Levels in number work are set for each level and at Primary most will meet these basic requirements. The Basic Skills should be the first requirements of the school day – with the PBL or Developmental Skills done to make the school day more challenging and motivational.
We have a culture of elitism in both our society and education.
Closing the Attainment Gap
**In Scotland and the UK there is a culture of ‘Empire’ attitudes – that have been encouraged by the teaching of both the Roman and British Empires for decades, in order to perpetuate the myths and falsehoods that some are born into privileged and better than others and feel themselves to be ‘superior’ to others.
According to Stuart Hardy in his book , the ancient Scottish clans ran a more equal system (rather than feudal) – where there was a clan chief and all the clan were seen as responsible for the success of the clan by pulling together.
Scotland was never controlled by the Romans. Scotland led the way with a rich Enlightenment and innovating thought and discoveries.
We were the first country to offer education to all boys in Parish schools. Lets build on our past successes now, by embracing a more egalitarian society and attitudes, and not simply ‘accepting’ that some children are born to be ‘lower ranks’. We can’t all be the same – all academics, or all business-minded, or all good with people, or all good technically – but we can have a society where all children are offered a much more equal chance in life to develop rich, rewarding lives.
Those who live in grand, enormous estates or homes in Scotland – perhaps they should go one day a month to visit and help those children in dire poverty here and have their eyes opened to the dreadful plight of the children. It is getting worse, not better here in Scotland and they should be ashamed.
The ICESCR is looking into the failures in the UK and Scotland to offer these children their human rights to decent health , pay and work. And also to stop the discriminate towards women, the disabled and pensioners.
The Tories say they want to improve educational outcomes – their first step might be for them to request to abolish the Private schools then?
The educational attainment gap is mainly the result of social inequalities and only a tiny amount about schools and teachers. In Scandinavian countries childcare is free for the poorest (and a maximum of £200 per month) In Kindergarten, any failures with speech can be identified – and work done on the pronunciation of letters. I know about this as a former Primary teacher – it is too late by the age of 5 or 6 to do anything. I had one boy at the age of 9 who was still using baby talk – so it was impossible even with all the teachers best intentions to teach him the written words – never mind his being able to read.

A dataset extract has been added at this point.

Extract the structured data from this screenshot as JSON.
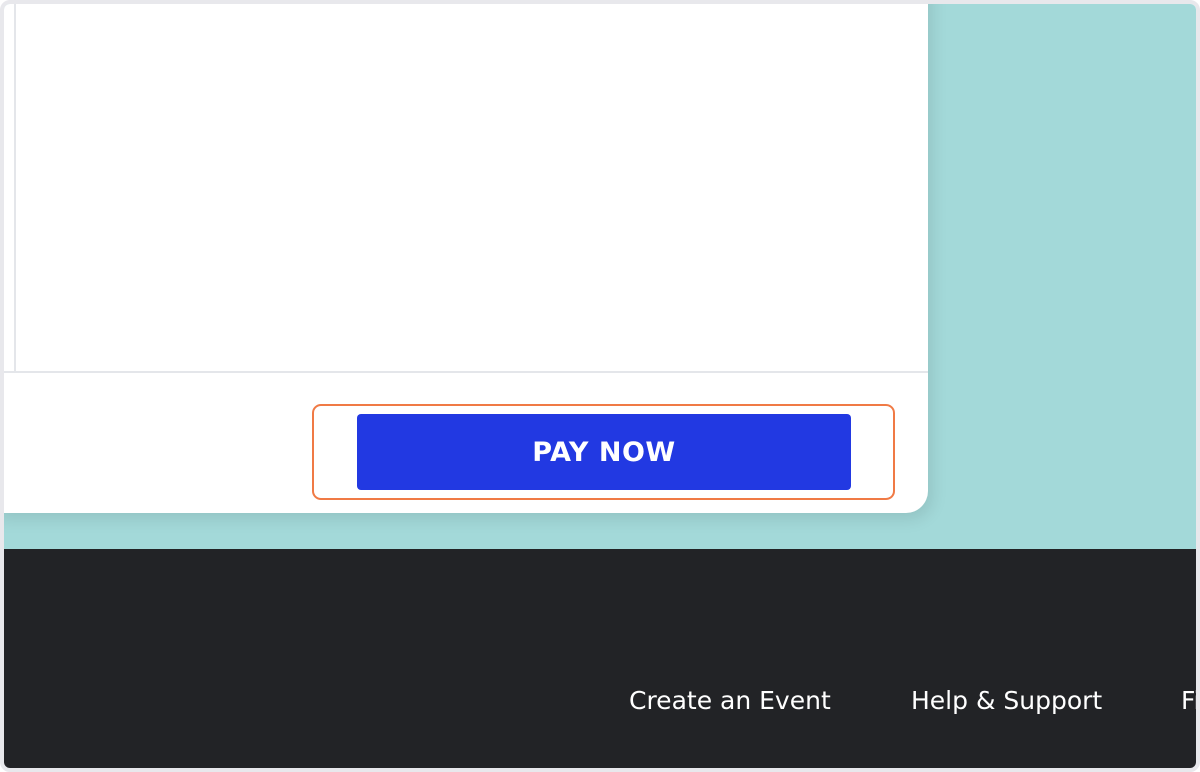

Children are not born stupid. Their environment can be changed and the earlier this is done the better. Language is the key. England is being Americanized. Does Scotland want to follow the healthier, more socially equal Nordic model – or the elitism capitalist American model? We need to choose.

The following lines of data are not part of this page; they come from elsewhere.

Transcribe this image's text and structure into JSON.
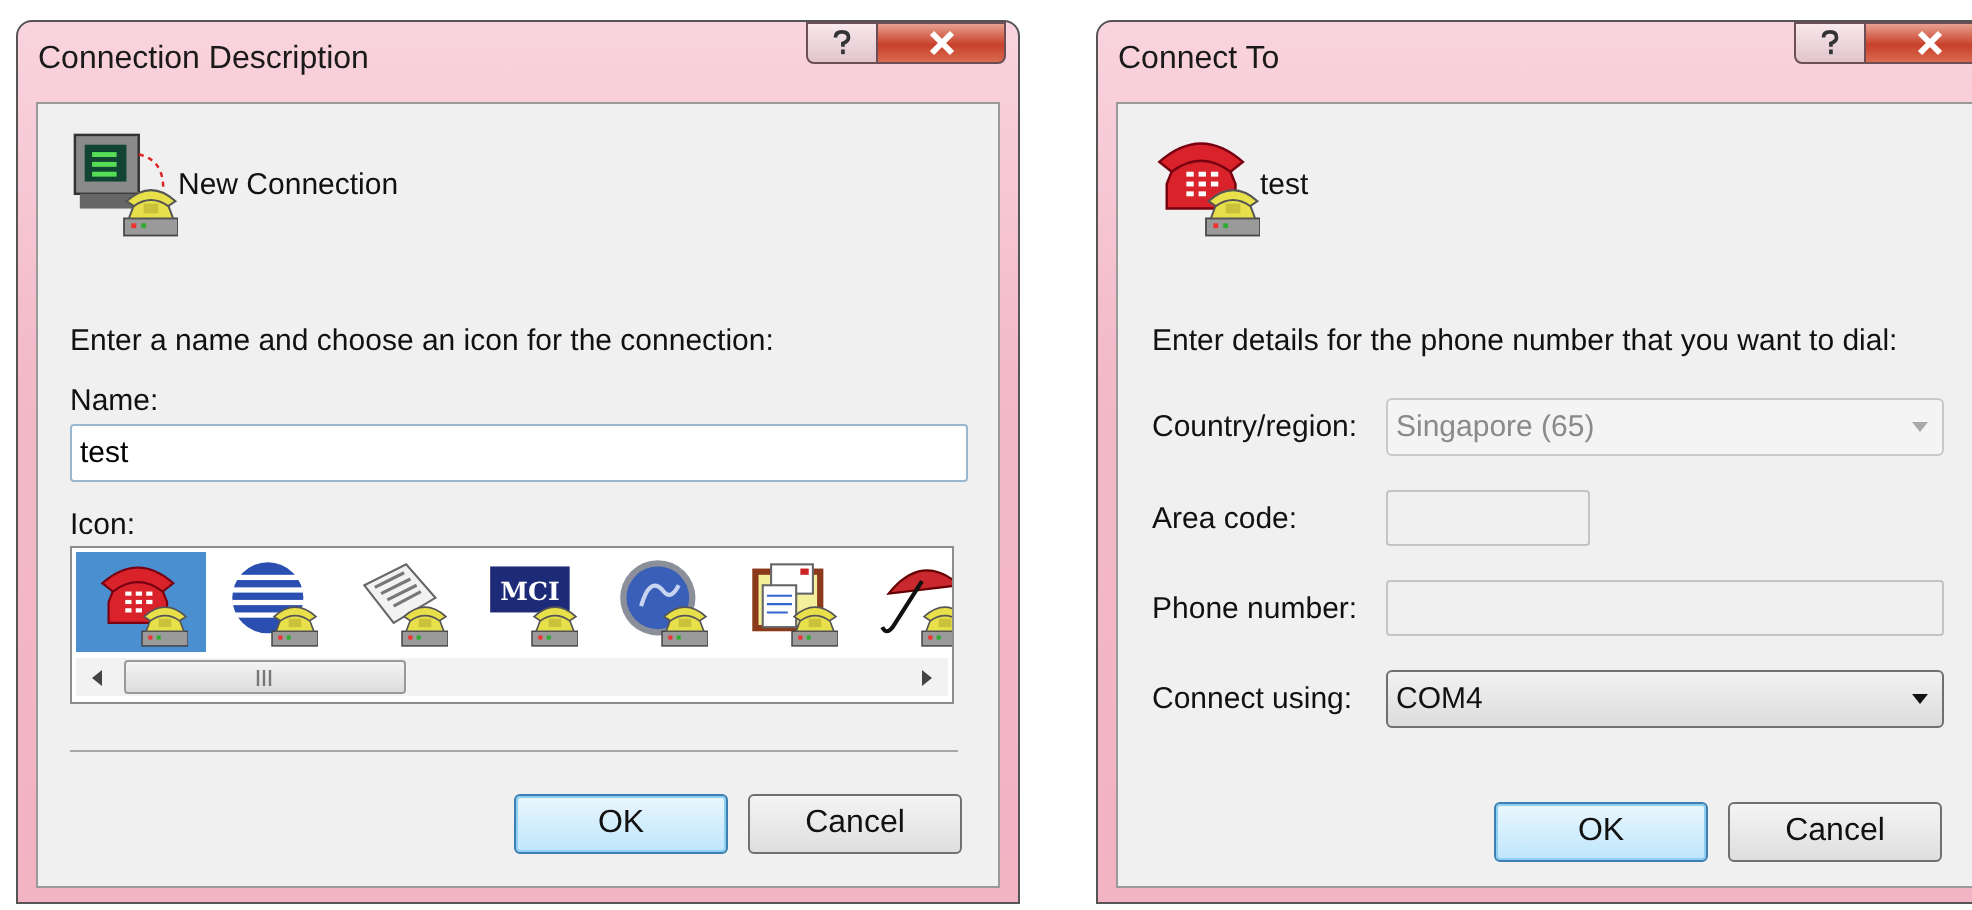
{
  "dialogs": [
    {
      "kind": "description",
      "title": "Connection Description",
      "header": {
        "kind": "terminal",
        "text": "New Connection"
      },
      "prompt": "Enter a name and choose an icon for the connection:",
      "name_field": {
        "label": "Name:",
        "value": "test"
      },
      "icon_list": {
        "label": "Icon:",
        "items": [
          {
            "kind": "phone",
            "selected": true
          },
          {
            "kind": "globe",
            "selected": false
          },
          {
            "kind": "newspaper",
            "selected": false
          },
          {
            "kind": "logo",
            "text": "MCI",
            "selected": false
          },
          {
            "kind": "ge",
            "selected": false
          },
          {
            "kind": "documents",
            "selected": false
          },
          {
            "kind": "umbrella",
            "selected": false
          }
        ]
      },
      "buttons": [
        {
          "label": "OK",
          "default": true
        },
        {
          "label": "Cancel",
          "default": false
        }
      ]
    },
    {
      "kind": "connect",
      "title": "Connect To",
      "header": {
        "kind": "phone",
        "text": "test"
      },
      "prompt": "Enter details for the phone number that you want to dial:",
      "fields": [
        {
          "kind": "dropdown",
          "label": "Country/region:",
          "value": "Singapore (65)",
          "disabled": true
        },
        {
          "kind": "short-text",
          "label": "Area code:",
          "disabled": true
        },
        {
          "kind": "text",
          "label": "Phone number:",
          "disabled": true
        },
        {
          "kind": "dropdown",
          "label": "Connect using:",
          "value": "COM4",
          "disabled": false
        }
      ],
      "buttons": [
        {
          "label": "OK",
          "default": true
        },
        {
          "label": "Cancel",
          "default": false
        }
      ]
    }
  ]
}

The Upstart Scotland program and Personal Development and Emotional Resilience
It is most important that this 2 to 7 Kindergarten is portrayed as highly ‘Structured Play’ - so that parents realize this is not in any way about simply running about in the park.
We’re trapped by history and tradition. In 1870, the English parliament chose an early school starting age so children’s mothers could provide cheap labour in factories. Scotland followed suit, and ever since we’ve taken it for granted that formal education must start at five. (Only 12% of countries worldwide start children at school so early – and all are ex-members of the British Empire.)

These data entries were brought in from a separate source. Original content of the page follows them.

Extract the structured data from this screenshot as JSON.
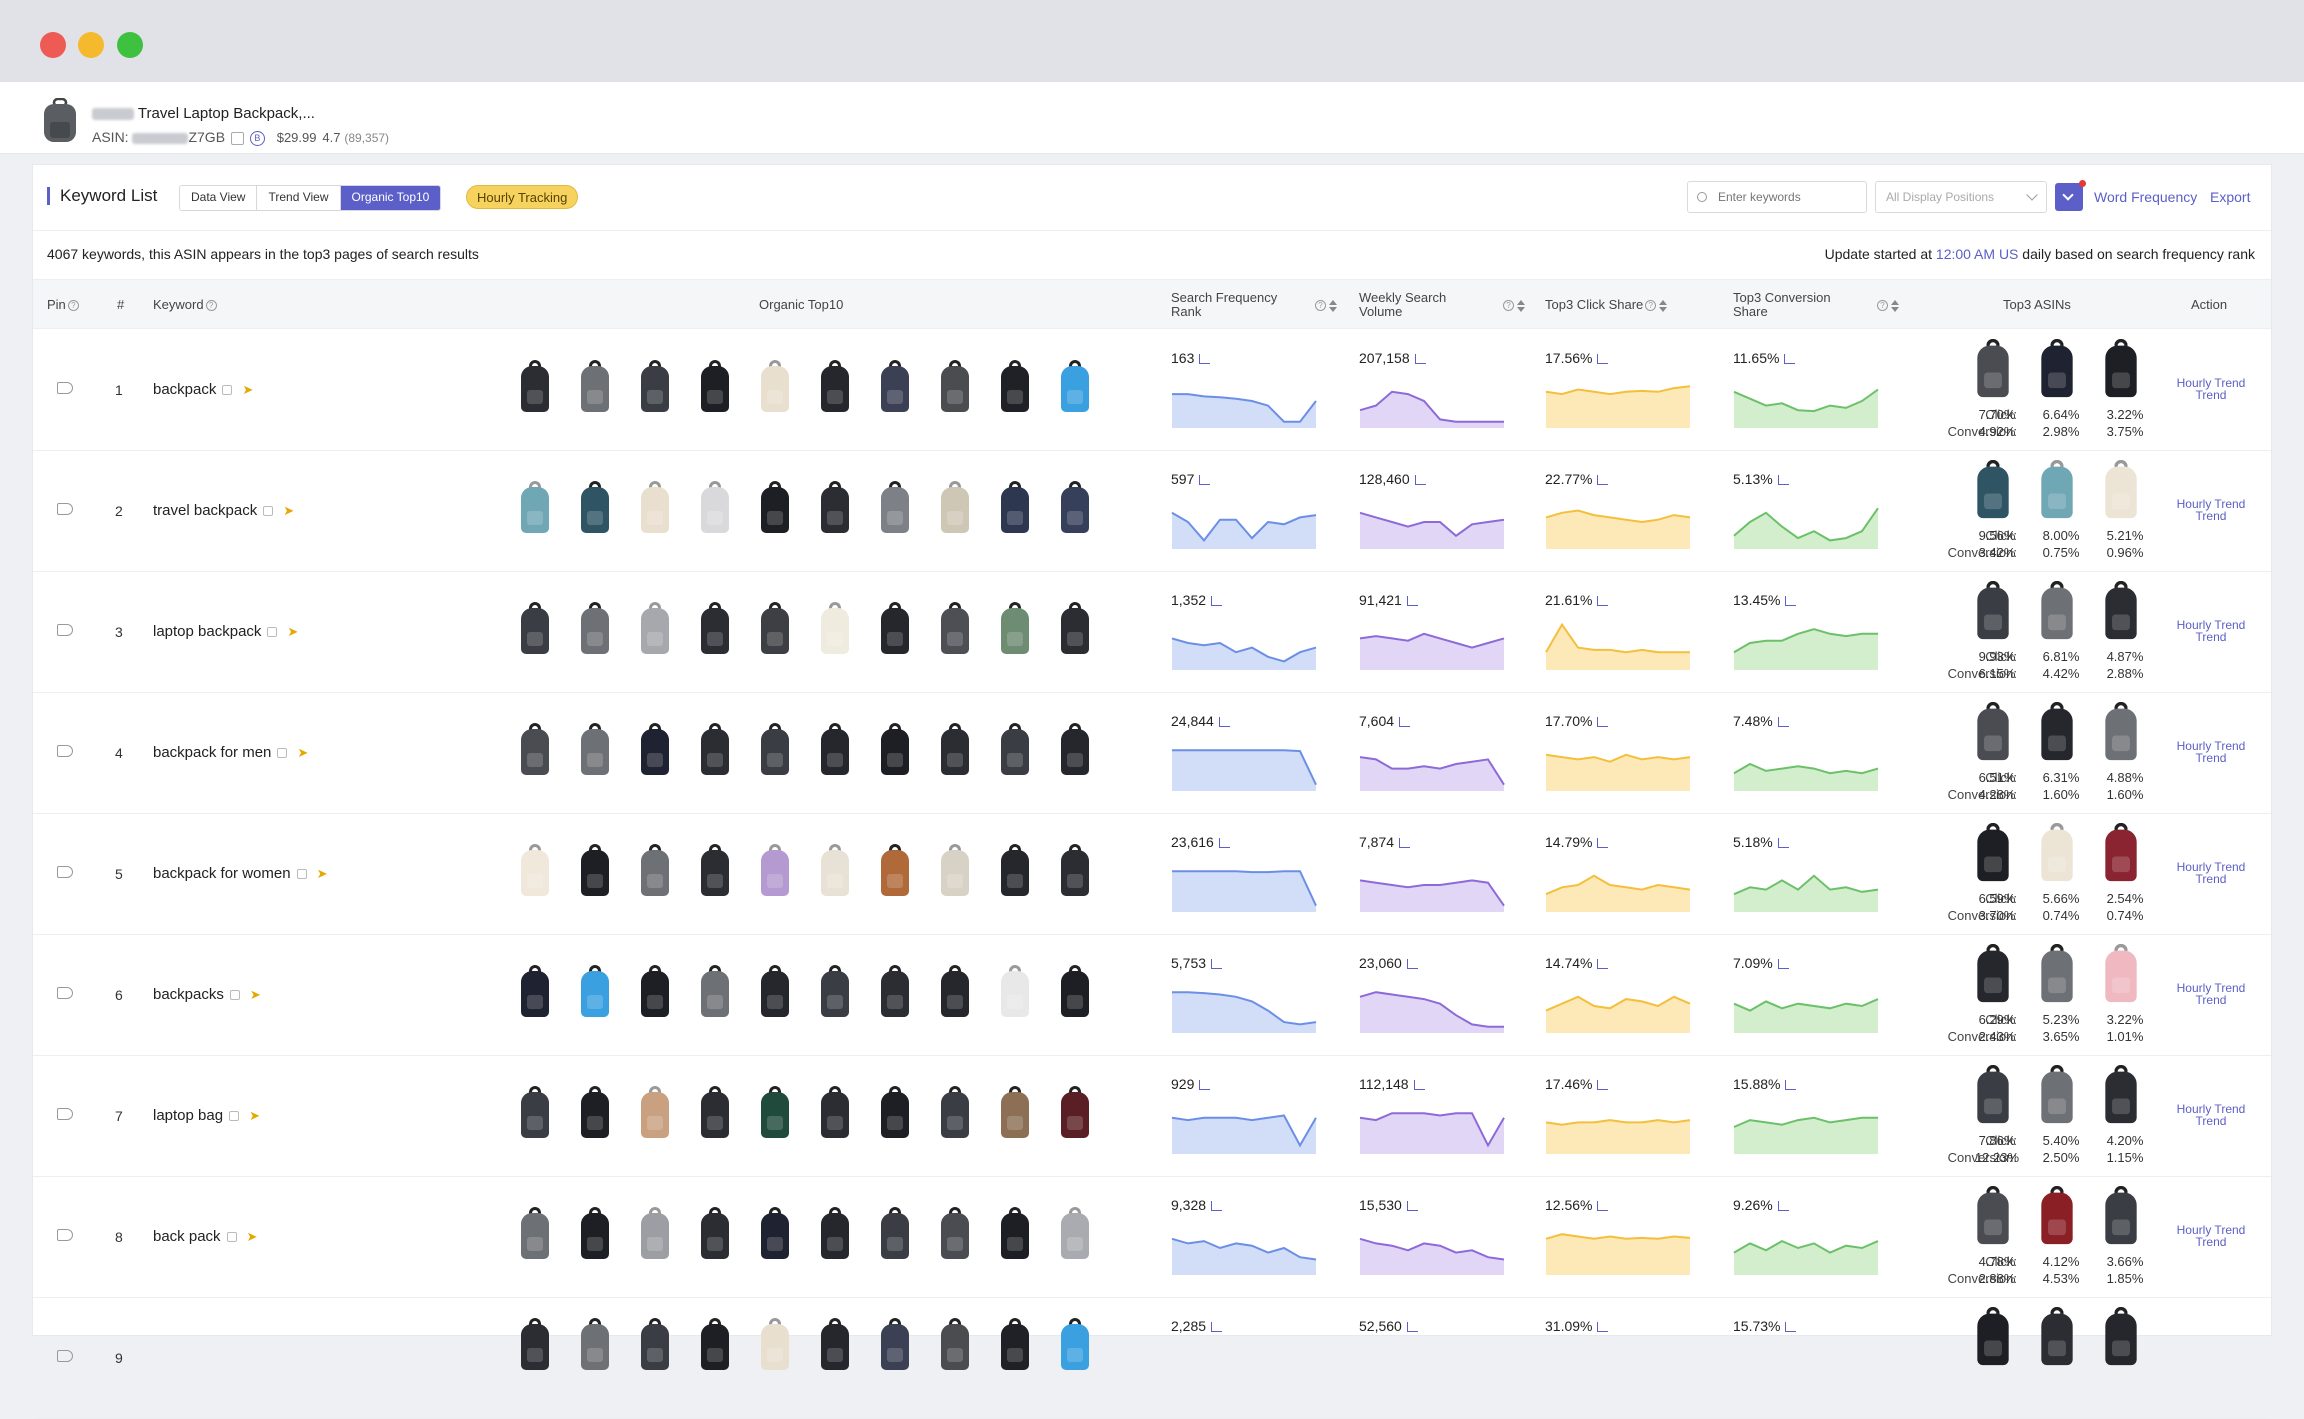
{
  "window": {
    "controls": [
      "close",
      "minimize",
      "maximize"
    ]
  },
  "product": {
    "title": "Travel Laptop Backpack,...",
    "asin_label": "ASIN:",
    "asin_suffix": "Z7GB",
    "price": "$29.99",
    "rating": "4.7",
    "reviews": "(89,357)"
  },
  "toolbar": {
    "title": "Keyword List",
    "tabs": [
      "Data View",
      "Trend View",
      "Organic Top10"
    ],
    "active_tab": "Organic Top10",
    "hourly_tracking": "Hourly Tracking",
    "search_placeholder": "Enter keywords",
    "display_positions": "All Display Positions",
    "word_frequency": "Word Frequency",
    "export": "Export"
  },
  "info": {
    "summary": "4067 keywords, this ASIN appears in the top3 pages of search results",
    "update_prefix": "Update started at",
    "update_time": "12:00 AM US",
    "update_suffix": "daily based on search frequency rank"
  },
  "columns": {
    "pin": "Pin",
    "num": "#",
    "keyword": "Keyword",
    "organic": "Organic Top10",
    "sfr": "Search Frequency Rank",
    "wsv": "Weekly Search Volume",
    "click_share": "Top3 Click Share",
    "conv_share": "Top3 Conversion Share",
    "top3": "Top3 ASINs",
    "action": "Action"
  },
  "labels": {
    "click": "Click:",
    "conversion": "Conversion:",
    "action_l1": "Hourly Trend",
    "action_l2": "Trend"
  },
  "colors": {
    "accent": "#5b5fc7",
    "blue": "#6b8fe6",
    "purple": "#8e6ad8",
    "yellow": "#f3bf3c",
    "green": "#6cc06a"
  },
  "rows": [
    {
      "n": "1",
      "kw": "backpack",
      "sfr": "163",
      "wsv": "207,158",
      "click": "17.56%",
      "conv": "11.65%",
      "ta_click": [
        "7.70%",
        "6.64%",
        "3.22%"
      ],
      "ta_conv": [
        "4.92%",
        "2.98%",
        "3.75%"
      ]
    },
    {
      "n": "2",
      "kw": "travel backpack",
      "sfr": "597",
      "wsv": "128,460",
      "click": "22.77%",
      "conv": "5.13%",
      "ta_click": [
        "9.56%",
        "8.00%",
        "5.21%"
      ],
      "ta_conv": [
        "3.42%",
        "0.75%",
        "0.96%"
      ]
    },
    {
      "n": "3",
      "kw": "laptop backpack",
      "sfr": "1,352",
      "wsv": "91,421",
      "click": "21.61%",
      "conv": "13.45%",
      "ta_click": [
        "9.93%",
        "6.81%",
        "4.87%"
      ],
      "ta_conv": [
        "6.15%",
        "4.42%",
        "2.88%"
      ]
    },
    {
      "n": "4",
      "kw": "backpack for men",
      "sfr": "24,844",
      "wsv": "7,604",
      "click": "17.70%",
      "conv": "7.48%",
      "ta_click": [
        "6.51%",
        "6.31%",
        "4.88%"
      ],
      "ta_conv": [
        "4.28%",
        "1.60%",
        "1.60%"
      ]
    },
    {
      "n": "5",
      "kw": "backpack for women",
      "sfr": "23,616",
      "wsv": "7,874",
      "click": "14.79%",
      "conv": "5.18%",
      "ta_click": [
        "6.59%",
        "5.66%",
        "2.54%"
      ],
      "ta_conv": [
        "3.70%",
        "0.74%",
        "0.74%"
      ]
    },
    {
      "n": "6",
      "kw": "backpacks",
      "sfr": "5,753",
      "wsv": "23,060",
      "click": "14.74%",
      "conv": "7.09%",
      "ta_click": [
        "6.29%",
        "5.23%",
        "3.22%"
      ],
      "ta_conv": [
        "2.43%",
        "3.65%",
        "1.01%"
      ]
    },
    {
      "n": "7",
      "kw": "laptop bag",
      "sfr": "929",
      "wsv": "112,148",
      "click": "17.46%",
      "conv": "15.88%",
      "ta_click": [
        "7.86%",
        "5.40%",
        "4.20%"
      ],
      "ta_conv": [
        "12.23%",
        "2.50%",
        "1.15%"
      ]
    },
    {
      "n": "8",
      "kw": "back pack",
      "sfr": "9,328",
      "wsv": "15,530",
      "click": "12.56%",
      "conv": "9.26%",
      "ta_click": [
        "4.78%",
        "4.12%",
        "3.66%"
      ],
      "ta_conv": [
        "2.88%",
        "4.53%",
        "1.85%"
      ]
    },
    {
      "n": "9",
      "kw": "",
      "sfr": "2,285",
      "wsv": "52,560",
      "click": "31.09%",
      "conv": "15.73%",
      "ta_click": [
        "",
        "",
        ""
      ],
      "ta_conv": [
        "",
        "",
        ""
      ]
    }
  ]
}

Upstart – Sue Palmer Published by Floris 16th June 2016.
95% attend State Schools
Most Teachers hold Masters degrees, from Kindergarten onwards
2 – 7 years Kindergarten
7 – 14 years. First tests at 14,
14 – 18 yearsNo school is bigger than 600. Small class sizes